an area on a continent where there is an active divergent boundary stretching and tearing the landmass apart.
A region along Earth's lithosphere where at least two tectonic plates move apart from one another.
volcanic activity that occurs between active tectonic plate boundaries.
A type of volcanic activity, that occurs independent of plate boundaries, in which a plume of molten magma from deep within the mantle upwells at the Earths surface.
The outer, relatively rigid layer of the Earth that is composed of crust and upper mantle.
molten rock that can be found beneath the Earth's surface.
A ductile but solid, hot layer in the Earth composed of the lower crust and upper mantle that flows like putty over long periods of time. It drives the movement of the rigid tectonic plates riding above.
A type of rigid, thin crust made of iron and magnesium rich minerals that is found beneath the planet's oceans.
an igneous rock that is mafic and fine-grained. Basalt is dark and makes up the majority of the oceanic crust.
A mafic, coarse-grained igneous rock that is often dark-colored. Gabbro makes the majority of the Earth's oceanic crust beneath the surface.
The world's longest mountain chain found beneath the Atlantic ocean between North America, South America and Europe and Africa.
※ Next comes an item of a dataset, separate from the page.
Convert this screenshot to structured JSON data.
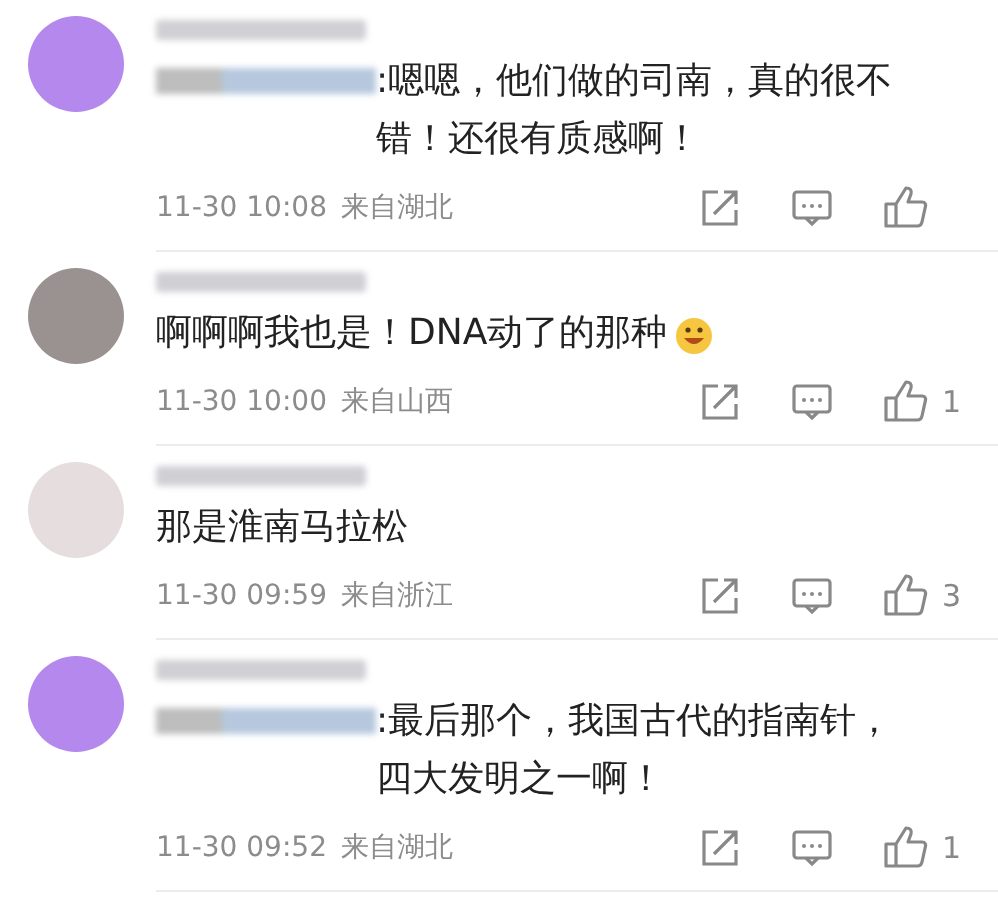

The Mid-Atlantic Ridge is an example of a mid-ocean ridge, or MOR.
A region on the ocean floor where magma from an active divergent boundary is creating new oceanic lithosphere, thus pushing or spreading the older lithosphere outwards.
(sometimes abbreviated as "MORs" by scientists) an underwater mountain ridge in the middle of the ocean that is formed by seafloor spreading centers at divergent boundaries.
A hot interior layer of solid rock between the crust and core that is capable of plastic flow. The mantle is the largest layer of Earth.
The process in which solid rock melts upon experiencing a sudden decrease in pressure, but not temperature.
a process in which solid rock melts because volatiles such as water vapor have caused its melting point to decrease.
Originating from an iron and magnesium-rich magma/lava composition.
A composition of igneous rocks, magma, and lava that is between felsic and mafic.
originating from a feldspar and silica-rich magma/lava composition.
A tall and steep conically-shaped volcano built upon past layers of hardened ash and lava flows. Also known as a composite volcano.
A region along Earth's lithosphere where at least two tectonic plates slide past one another.
A large type of volcano characterized by broad, shallow slopes formed by low-viscosity mafic lava flows.
a liquid's resistance to flow or movement
A magnesium and iron rich rock that contains very little silica.
Thick crustal material mostly made of feldspar and silica rich minerals which forms the world's large landmasses.
a compound composed of silicon and oxygen in the formula SiO2.
Gases dissolved within magma or lava.
A small type of volcano that is cone-shaped, steep, and built from mafic ash cinders and large volcanic rocks.
A mafic, vesicular igneous rock. Scoria is dark-colored, extrusive, and contains many cavities. However, it cannot float on water.
A volcano that is not currently erupting and is not expected to erupt in the future.